She then went around and gave us individual advice, she gave me three main ones:

  • Drop my elbow especially on the A string and D string, it was too high and I was doing a lot of work that I didn't have to do 
  • Grab the string from the side which will help me with my elbow height as well
  • Make sure that my shoulders don't droop forward

Using our toes
Once we got a good base, she showed us how moving around allowed us to get more bow. We could push off our toes to go from side to side. She said if our bodies are free to move, we can breathe and therefore relax more which ultimately means better tone!

We did a Cmaj scale and really exaggerated the back and forth motion and it definitely felt good to move around and just play in that mode.

12:00 Lunch
We were all excited leaving the masterclass because we all got great tips on what to improve on our playing. We all wholeheartedly agreed that her classes were our favorite!

1:00 Orchestra
More practice on orchestra pieces, the conductor gave us a bunch of slow downs in sections of the pieces, which was difficult for me to read my music and watch the conductor at the same time for the cues for the diminuendos.

2:00 Individual Practice Time
I practiced Spiritoso and Chant & Fugue since those two were the ones I was struggling with the most. I think practice time (besides the masterclass) was one of my favorite times of the workshop. I could relax and focus on the things I wanted to focus on and "re-group" since there was tons of information that was being thrown at me!

3:00 Enrichment
We played the folk songs and worked on chopping and singing at the same time. Ha - talk about rubbing the tummy and the head at the same time!

We learned how to do the D, A, G chords which I wasn't able to do. I had to look at my fingers to get it, and I kept forgetting to drop my elbow all the way down to get my fingers across the strings.
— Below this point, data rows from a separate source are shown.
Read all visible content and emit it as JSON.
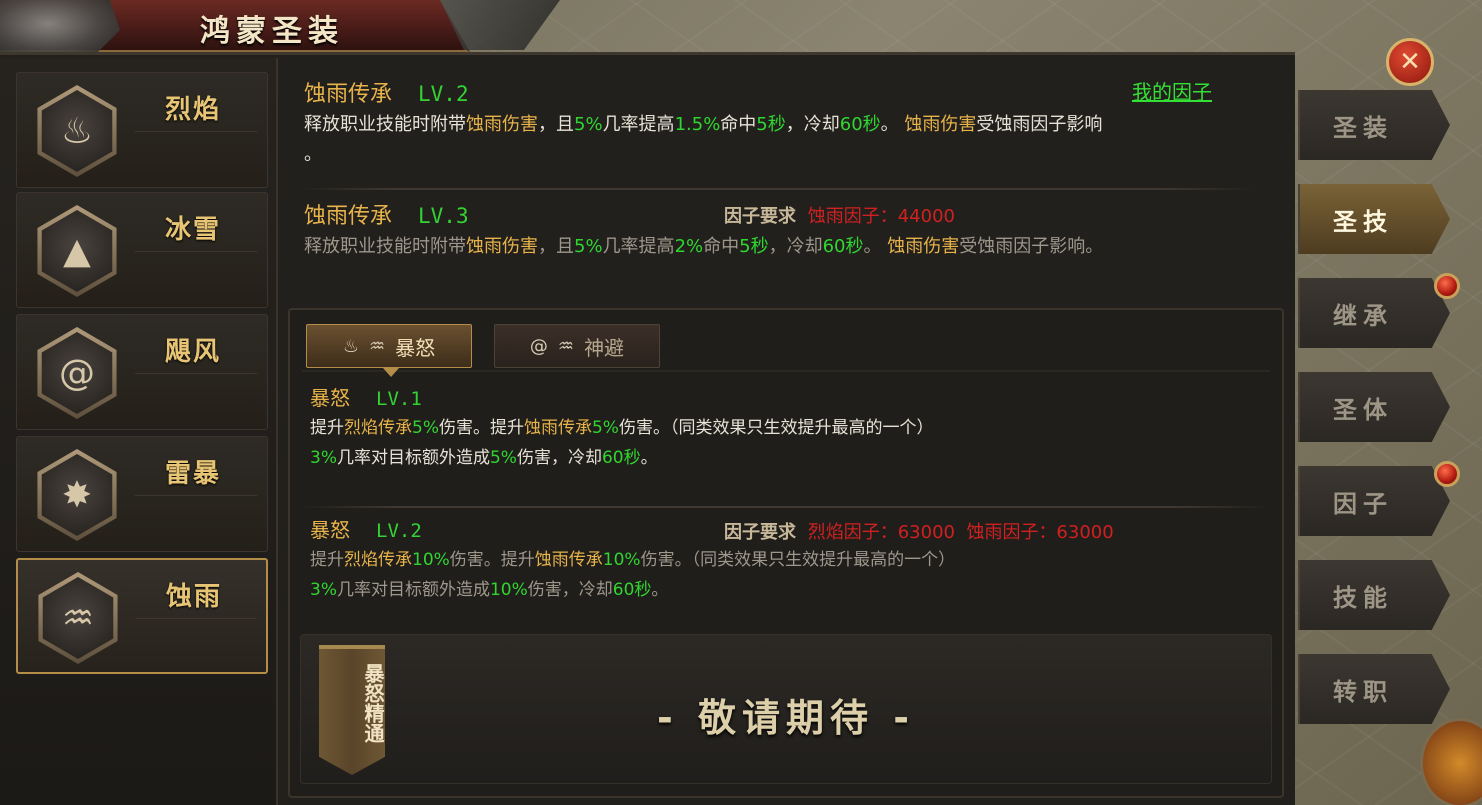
{
  "window": {
    "title": "鸿蒙圣装"
  },
  "categories": [
    {
      "name": "烈焰",
      "icon": "flame-icon"
    },
    {
      "name": "冰雪",
      "icon": "mountain-icon"
    },
    {
      "name": "飓风",
      "icon": "whirlwind-icon"
    },
    {
      "name": "雷暴",
      "icon": "thunder-icon"
    },
    {
      "name": "蚀雨",
      "icon": "rain-drop-icon"
    }
  ],
  "selected_category": "蚀雨",
  "my_factor_link": "我的因子",
  "inheritance": {
    "lv2": {
      "name": "蚀雨传承",
      "level": "LV.2",
      "d1": "释放职业技能时附带",
      "d2": "蚀雨伤害",
      "d3": "，且",
      "d4": "5%",
      "d5": "几率提高",
      "d6": "1.5%",
      "d7": "命中",
      "d8": "5秒",
      "d9": "，冷却",
      "d10": "60秒",
      "d11": "。 ",
      "d12": "蚀雨伤害",
      "d13": "受蚀雨因子影响",
      "d14": "。"
    },
    "lv3": {
      "name": "蚀雨传承",
      "level": "LV.3",
      "req_label": "因子要求",
      "req_value": "蚀雨因子：44000",
      "d1": "释放职业技能时附带",
      "d2": "蚀雨伤害",
      "d3": "，且",
      "d4": "5%",
      "d5": "几率提高",
      "d6": "2%",
      "d7": "命中",
      "d8": "5秒",
      "d9": "，冷却",
      "d10": "60秒",
      "d11": "。 ",
      "d12": "蚀雨伤害",
      "d13": "受蚀雨因子影响。"
    }
  },
  "tabs": [
    {
      "label": "暴怒",
      "active": true
    },
    {
      "label": "神避",
      "active": false
    }
  ],
  "rage": {
    "lv1": {
      "name": "暴怒",
      "level": "LV.1",
      "l1a": "提升",
      "l1b": "烈焰传承",
      "l1c": "5%",
      "l1d": "伤害。提升",
      "l1e": "蚀雨传承",
      "l1f": "5%",
      "l1g": "伤害。（同类效果只生效提升最高的一个）",
      "l2a": "3%",
      "l2b": "几率对目标额外造成",
      "l2c": "5%",
      "l2d": "伤害，冷却",
      "l2e": "60秒",
      "l2f": "。"
    },
    "lv2": {
      "name": "暴怒",
      "level": "LV.2",
      "req_label": "因子要求",
      "req_value": "烈焰因子：63000  蚀雨因子：63000",
      "l1a": "提升",
      "l1b": "烈焰传承",
      "l1c": "10%",
      "l1d": "伤害。提升",
      "l1e": "蚀雨传承",
      "l1f": "10%",
      "l1g": "伤害。（同类效果只生效提升最高的一个）",
      "l2a": "3%",
      "l2b": "几率对目标额外造成",
      "l2c": "10%",
      "l2d": "伤害，冷却",
      "l2e": "60秒",
      "l2f": "。"
    }
  },
  "mastery": {
    "banner": "暴怒精通",
    "coming_soon": "- 敬请期待 -"
  },
  "right_tabs": [
    {
      "label": "圣装",
      "active": false,
      "dot": false
    },
    {
      "label": "圣技",
      "active": true,
      "dot": false
    },
    {
      "label": "继承",
      "active": false,
      "dot": true
    },
    {
      "label": "圣体",
      "active": false,
      "dot": false
    },
    {
      "label": "因子",
      "active": false,
      "dot": true
    },
    {
      "label": "技能",
      "active": false,
      "dot": false
    },
    {
      "label": "转职",
      "active": false,
      "dot": false
    }
  ],
  "close_icon": "close-icon"
}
Our instructor said eventually we would be able to chop while doing chords - I'm going to learn how to do this if it kills me! Lol! :). 

4:00 Student Recital
This was interesting to see the kids and one adult sign up to do the recitals. I was expecting everyone to be a virtuoso and play the cello very well, but I was pleasantly surprised that there was a wide range of abilities.
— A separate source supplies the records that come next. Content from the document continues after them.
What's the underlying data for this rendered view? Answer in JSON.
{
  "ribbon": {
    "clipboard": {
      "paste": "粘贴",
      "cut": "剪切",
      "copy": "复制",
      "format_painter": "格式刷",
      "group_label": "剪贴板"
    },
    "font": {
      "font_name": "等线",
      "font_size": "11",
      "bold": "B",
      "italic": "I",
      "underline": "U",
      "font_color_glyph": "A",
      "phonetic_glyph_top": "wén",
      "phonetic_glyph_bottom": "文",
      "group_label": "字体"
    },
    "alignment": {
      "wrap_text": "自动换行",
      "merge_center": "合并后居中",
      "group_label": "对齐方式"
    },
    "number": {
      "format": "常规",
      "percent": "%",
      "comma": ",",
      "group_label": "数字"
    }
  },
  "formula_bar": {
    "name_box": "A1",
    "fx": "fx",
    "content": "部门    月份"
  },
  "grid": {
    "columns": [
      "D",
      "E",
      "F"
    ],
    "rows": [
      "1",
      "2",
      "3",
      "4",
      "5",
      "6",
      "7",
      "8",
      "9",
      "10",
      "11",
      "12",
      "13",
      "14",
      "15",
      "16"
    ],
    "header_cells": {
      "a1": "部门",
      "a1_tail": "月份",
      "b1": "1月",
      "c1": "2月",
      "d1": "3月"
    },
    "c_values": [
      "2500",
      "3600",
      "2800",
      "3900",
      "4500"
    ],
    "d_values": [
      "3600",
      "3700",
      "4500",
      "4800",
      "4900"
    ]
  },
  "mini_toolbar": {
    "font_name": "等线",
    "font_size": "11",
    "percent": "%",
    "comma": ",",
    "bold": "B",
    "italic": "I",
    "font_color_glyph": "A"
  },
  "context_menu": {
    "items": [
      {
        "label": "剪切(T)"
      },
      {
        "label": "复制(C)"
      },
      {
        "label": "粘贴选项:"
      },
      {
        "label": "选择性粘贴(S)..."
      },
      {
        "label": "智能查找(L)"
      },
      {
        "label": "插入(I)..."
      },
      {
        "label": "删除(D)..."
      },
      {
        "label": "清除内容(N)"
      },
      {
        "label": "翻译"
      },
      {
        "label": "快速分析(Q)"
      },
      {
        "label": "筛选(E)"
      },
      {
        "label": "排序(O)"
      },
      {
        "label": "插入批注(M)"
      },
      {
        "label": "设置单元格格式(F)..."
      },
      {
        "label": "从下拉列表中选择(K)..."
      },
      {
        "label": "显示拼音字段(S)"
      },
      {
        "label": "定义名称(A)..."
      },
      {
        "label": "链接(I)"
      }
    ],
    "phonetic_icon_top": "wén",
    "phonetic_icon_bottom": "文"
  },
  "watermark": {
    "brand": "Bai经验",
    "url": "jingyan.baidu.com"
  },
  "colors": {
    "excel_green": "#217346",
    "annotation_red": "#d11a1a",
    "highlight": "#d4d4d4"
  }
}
The only adult that performed did very well, but I could tell he was very nervous because his bow was fairly shaky. I know for myself, my hand would have been shaking terribly so I was really proud of the fact that he stuck it out and also signed up to play amongst kids. I may have to try that next year...maybe...

There was only one kid that was a really, really good - he looked to be 9 or 10 and he was playing a really fast difficult piece and his fingers were moving all over the fingerboard like crazy! He was nice and relaxed, and his tone and intonation was spot on! It was humbling and also very inspiring to see a kid that age playing so well.

I have to admit at the end of this day, there was a lot of complaining coming from the adult groups, so I promised myself that the last couple days that I would focus on having fun and not complain at all. I don't think I was being negative or complaining, but I definitely was agreeing that all the pieces were very difficult and probably not helping with the complaining. The adults definitely felt like we were thrown off the deep end and were expected to learn how to swim. :).


  1. I'm a adult beginner cellist myself and have enjoyed reading about your experiences at camp so much I signed up for one! (national cello institute) The links you have provided have been very helpful. Keep playing!

  2. Hey, that's wonderful!!! :D.

    That totally made my day reading that you signed up for a workshop! It was such a great experience for me, I hope you get the same enjoyment out of your workshop.

    I read/heard that Rick Mooney's workshop is top notch so I'm sure you will! :)